Washington, Oct 15 (): The first rock collected by NASA’s Mars Curiosity rover was tested and said that the rock is more unusual than the Red planet’s rock, but scientists have learnt that the rock is more similar to a rock found on Earth.

Three weeks ago for the first time, Curiosity rover took a football size pyramid shape rock using its robotic arm. The rock was named “Jake Matijevic.” The sample rock was shot with a laser dozens of times.

When Curiosity rover studied the rock, Jake Matijevic 3 weeks ago, the rock was not expected to have more scientific value; it was thought it was just an early chance to make use of the robot’s analysis instruments in unison.

Jake Matijevic drew its first attention through its weathered appearance.
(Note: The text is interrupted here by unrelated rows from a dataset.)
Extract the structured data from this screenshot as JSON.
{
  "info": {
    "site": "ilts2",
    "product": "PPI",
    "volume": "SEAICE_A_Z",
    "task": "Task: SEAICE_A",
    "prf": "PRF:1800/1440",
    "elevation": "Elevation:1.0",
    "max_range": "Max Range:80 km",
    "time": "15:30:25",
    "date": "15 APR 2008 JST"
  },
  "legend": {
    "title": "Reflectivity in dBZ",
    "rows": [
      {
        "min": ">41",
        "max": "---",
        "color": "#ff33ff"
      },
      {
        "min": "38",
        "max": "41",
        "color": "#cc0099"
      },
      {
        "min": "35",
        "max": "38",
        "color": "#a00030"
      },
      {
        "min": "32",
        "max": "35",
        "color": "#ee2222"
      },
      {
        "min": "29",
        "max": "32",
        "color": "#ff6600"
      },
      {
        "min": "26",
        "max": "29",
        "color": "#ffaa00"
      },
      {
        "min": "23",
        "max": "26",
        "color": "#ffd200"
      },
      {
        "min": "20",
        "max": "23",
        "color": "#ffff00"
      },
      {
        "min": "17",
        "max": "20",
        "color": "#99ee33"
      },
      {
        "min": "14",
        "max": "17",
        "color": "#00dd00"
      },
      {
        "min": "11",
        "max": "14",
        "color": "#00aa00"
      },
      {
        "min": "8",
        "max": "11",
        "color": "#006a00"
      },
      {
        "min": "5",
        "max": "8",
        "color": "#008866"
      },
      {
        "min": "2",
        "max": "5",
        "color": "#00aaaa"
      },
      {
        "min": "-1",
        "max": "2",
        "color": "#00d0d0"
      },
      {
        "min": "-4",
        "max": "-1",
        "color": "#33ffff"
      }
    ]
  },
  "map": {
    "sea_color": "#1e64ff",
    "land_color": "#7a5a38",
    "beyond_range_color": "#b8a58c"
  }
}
Then, the rover team used two instruments to study the chemical makeup of the rock. Jake Matijevic was the first rock analysed by the rover’s arm-mounted Alpha Particle X-Ray Spectrometer (APXS) instrument and about the thirtieth rock examined by the Chemistry and Camera (ChemCam) instrument.

Scientists were surprised; they said on Thursday the rock was found to be high in elements consistent with the mineral feldspar, such as sodium and potassium, and low in elements such as magnesium and iron. It is not similar to the other rocks found on Mars.

Edward Stolper said the rock resembles more of igneous rocks formed from the molten material, which are found on Earth in some places like Hawaii. Those rocks are formed under high pressure, deep underground and once contained water. They do not know the age of the Martian rock.

Curiosity Rover landed in August in the Mars’ equatorial region Gale Crater, and has almost driven 500m eastwards since then. The goal of Curiosity is to determine if the Gale ever held environments that allowed microbial life to flourish.